One of the presents I most love to be given is an account of a dream I am in, as if my own life were that dream that I think most people as well as me sometimes have in which you climb some stairs in your house and discover a whole additional room, or a whole series of rooms, a vast additional space you didn’t know was there. In the same way, to be dreamed about by someone else gives your own life a room you didn’t know it had, a whole new resonant space you are being you in, without even knowing it. This could be a new kind of biography, a biography of the dreams people have had about someone, which might tell you as much as anything else they would say about them, as much as their waking judgements of the person’s character or their memory of how the person behaved at a party once. It would be more true, in a way, being unfiltered through conscious thought, which is always a narrativising and a rationalising, an interpretation which says as much about the person talking as the person talked about. I haven’t always found the consideration of my non-existence before I was born very reassuring as a way of reconciling myself to my non-existence after my death, given that as far as time goes I am only travelling in one direction, but I sometimes find I can be reassured by my non-existence elsewhere in the world, in the lives I am not living in other countries, where I am not seeing the milk that spilt on the tiles or feeling that gust of wind blow by, or listening to what someone would have been leaning over, intently, to say to me, if I existed in their life. If you say to that, yes but you are still somewhere, I say yes, and I am equally some when.

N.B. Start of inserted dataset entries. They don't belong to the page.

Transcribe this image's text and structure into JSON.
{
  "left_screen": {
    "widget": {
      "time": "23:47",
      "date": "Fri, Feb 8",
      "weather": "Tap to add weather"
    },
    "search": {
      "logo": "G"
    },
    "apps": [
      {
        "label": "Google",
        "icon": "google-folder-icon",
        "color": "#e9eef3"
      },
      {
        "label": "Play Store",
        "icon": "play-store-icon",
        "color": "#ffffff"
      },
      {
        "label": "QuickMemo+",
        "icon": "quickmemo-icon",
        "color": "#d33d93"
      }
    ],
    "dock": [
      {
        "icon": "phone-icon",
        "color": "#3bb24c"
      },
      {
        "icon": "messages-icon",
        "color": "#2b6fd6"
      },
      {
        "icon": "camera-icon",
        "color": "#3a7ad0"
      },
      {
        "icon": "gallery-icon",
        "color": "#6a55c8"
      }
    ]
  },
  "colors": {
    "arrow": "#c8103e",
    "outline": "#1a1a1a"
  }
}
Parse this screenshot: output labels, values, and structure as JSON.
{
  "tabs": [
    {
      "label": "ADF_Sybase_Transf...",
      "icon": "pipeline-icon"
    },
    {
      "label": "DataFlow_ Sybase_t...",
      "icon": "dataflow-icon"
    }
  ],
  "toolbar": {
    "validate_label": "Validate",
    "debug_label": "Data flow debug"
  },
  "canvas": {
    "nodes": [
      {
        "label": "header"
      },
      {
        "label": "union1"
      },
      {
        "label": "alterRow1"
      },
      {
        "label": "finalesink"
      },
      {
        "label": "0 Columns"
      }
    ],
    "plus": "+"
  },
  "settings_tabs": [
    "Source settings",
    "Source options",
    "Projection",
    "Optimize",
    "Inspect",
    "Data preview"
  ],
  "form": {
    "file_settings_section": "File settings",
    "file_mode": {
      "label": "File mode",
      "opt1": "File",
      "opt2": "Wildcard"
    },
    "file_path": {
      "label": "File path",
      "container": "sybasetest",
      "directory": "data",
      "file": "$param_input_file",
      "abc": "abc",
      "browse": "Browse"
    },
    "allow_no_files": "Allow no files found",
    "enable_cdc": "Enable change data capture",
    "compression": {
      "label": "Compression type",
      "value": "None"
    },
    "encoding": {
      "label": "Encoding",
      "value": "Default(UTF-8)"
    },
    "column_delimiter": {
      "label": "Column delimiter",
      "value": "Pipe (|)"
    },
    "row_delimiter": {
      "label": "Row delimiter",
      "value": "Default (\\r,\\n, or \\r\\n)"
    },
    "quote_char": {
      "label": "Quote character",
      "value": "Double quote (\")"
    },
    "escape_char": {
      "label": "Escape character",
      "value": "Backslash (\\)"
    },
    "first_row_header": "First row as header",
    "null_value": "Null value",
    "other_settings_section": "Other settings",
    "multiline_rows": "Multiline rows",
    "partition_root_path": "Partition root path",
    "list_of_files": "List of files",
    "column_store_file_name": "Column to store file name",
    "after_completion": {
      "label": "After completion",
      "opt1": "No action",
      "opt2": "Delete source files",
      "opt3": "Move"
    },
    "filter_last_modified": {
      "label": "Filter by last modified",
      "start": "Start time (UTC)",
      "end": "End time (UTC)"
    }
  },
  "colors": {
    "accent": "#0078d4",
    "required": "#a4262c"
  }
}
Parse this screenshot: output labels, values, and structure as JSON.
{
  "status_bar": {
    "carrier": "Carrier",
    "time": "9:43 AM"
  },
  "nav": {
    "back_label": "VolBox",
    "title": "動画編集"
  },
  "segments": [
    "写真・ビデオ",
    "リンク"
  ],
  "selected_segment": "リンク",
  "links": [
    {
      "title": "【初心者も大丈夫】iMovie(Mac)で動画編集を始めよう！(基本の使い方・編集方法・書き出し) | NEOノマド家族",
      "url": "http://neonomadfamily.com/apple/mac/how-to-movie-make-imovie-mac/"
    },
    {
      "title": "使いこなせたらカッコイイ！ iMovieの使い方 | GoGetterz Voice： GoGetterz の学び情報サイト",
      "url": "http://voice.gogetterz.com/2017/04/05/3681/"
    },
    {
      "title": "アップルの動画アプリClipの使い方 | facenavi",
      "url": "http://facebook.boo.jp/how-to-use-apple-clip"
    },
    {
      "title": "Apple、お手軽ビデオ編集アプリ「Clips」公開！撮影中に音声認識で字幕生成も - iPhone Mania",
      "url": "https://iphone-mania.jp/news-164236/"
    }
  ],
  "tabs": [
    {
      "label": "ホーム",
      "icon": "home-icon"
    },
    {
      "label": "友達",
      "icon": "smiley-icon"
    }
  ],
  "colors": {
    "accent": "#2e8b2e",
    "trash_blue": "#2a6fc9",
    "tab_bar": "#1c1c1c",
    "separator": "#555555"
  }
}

But now, if I allow for other people’s dreams about me, suddenly I have a whole other way of thinking about no longer having a consciousness, the way I have no consciousness of the self I am living in dreams, my symbolic, resonant self that is probably most often forgotten about before the dreamer even wakes up, but when remembered, is remembered with that strange sort of glow of significance dreams can cast.